TASK TO CARRY OUT: Keep the wording of every entry intact in your copy, and omit the pictures.

(Data items)
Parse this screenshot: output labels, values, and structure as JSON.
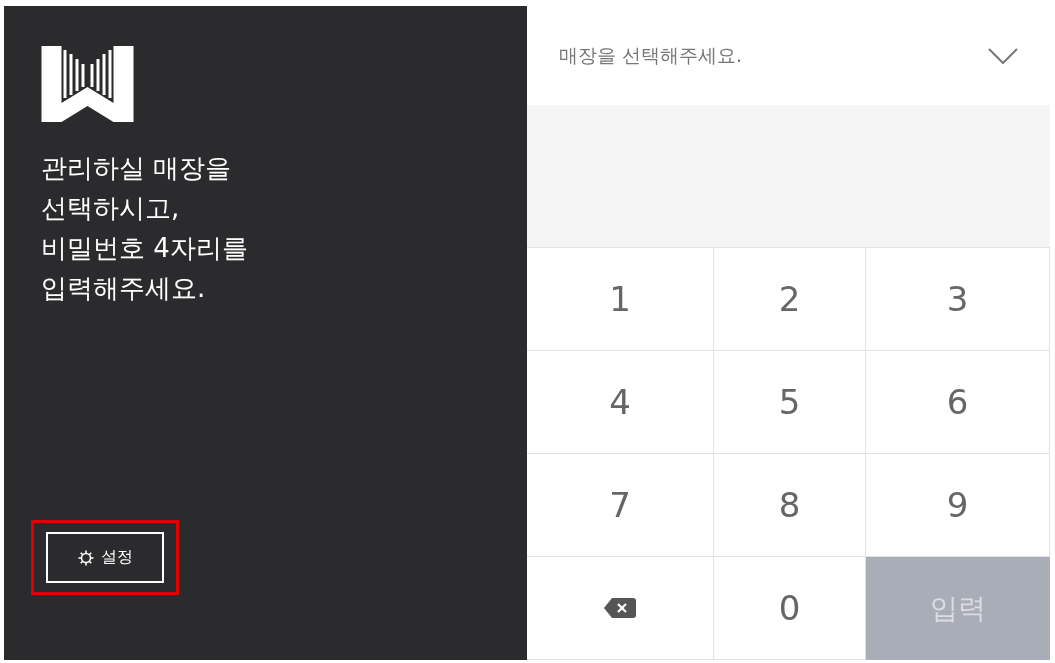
{
  "intro": {
    "lines": [
      "관리하실 매장을",
      "선택하시고,",
      "비밀번호 4자리를",
      "입력해주세요."
    ]
  },
  "settings": {
    "label": "설정",
    "highlighted": true
  },
  "store_select": {
    "placeholder": "매장을 선택해주세요."
  },
  "keypad": [
    {
      "kind": "digit",
      "label": "1"
    },
    {
      "kind": "digit",
      "label": "2"
    },
    {
      "kind": "digit",
      "label": "3"
    },
    {
      "kind": "digit",
      "label": "4"
    },
    {
      "kind": "digit",
      "label": "5"
    },
    {
      "kind": "digit",
      "label": "6"
    },
    {
      "kind": "digit",
      "label": "7"
    },
    {
      "kind": "digit",
      "label": "8"
    },
    {
      "kind": "digit",
      "label": "9"
    },
    {
      "kind": "backspace"
    },
    {
      "kind": "digit",
      "label": "0"
    },
    {
      "kind": "enter",
      "label": "입력",
      "disabled": true
    }
  ]
}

ANSWER TO THIS PROBLEM:
Parse this screenshot: output labels, values, and structure as JSON.
{
  "intro": {
    "lines": [
      "관리하실 매장을",
      "선택하시고,",
      "비밀번호 4자리를",
      "입력해주세요."
    ]
  },
  "settings": {
    "label": "설정",
    "highlighted": true
  },
  "store_select": {
    "placeholder": "매장을 선택해주세요."
  },
  "keypad": [
    {
      "kind": "digit",
      "label": "1"
    },
    {
      "kind": "digit",
      "label": "2"
    },
    {
      "kind": "digit",
      "label": "3"
    },
    {
      "kind": "digit",
      "label": "4"
    },
    {
      "kind": "digit",
      "label": "5"
    },
    {
      "kind": "digit",
      "label": "6"
    },
    {
      "kind": "digit",
      "label": "7"
    },
    {
      "kind": "digit",
      "label": "8"
    },
    {
      "kind": "digit",
      "label": "9"
    },
    {
      "kind": "backspace"
    },
    {
      "kind": "digit",
      "label": "0"
    },
    {
      "kind": "enter",
      "label": "입력",
      "disabled": true
    }
  ]
}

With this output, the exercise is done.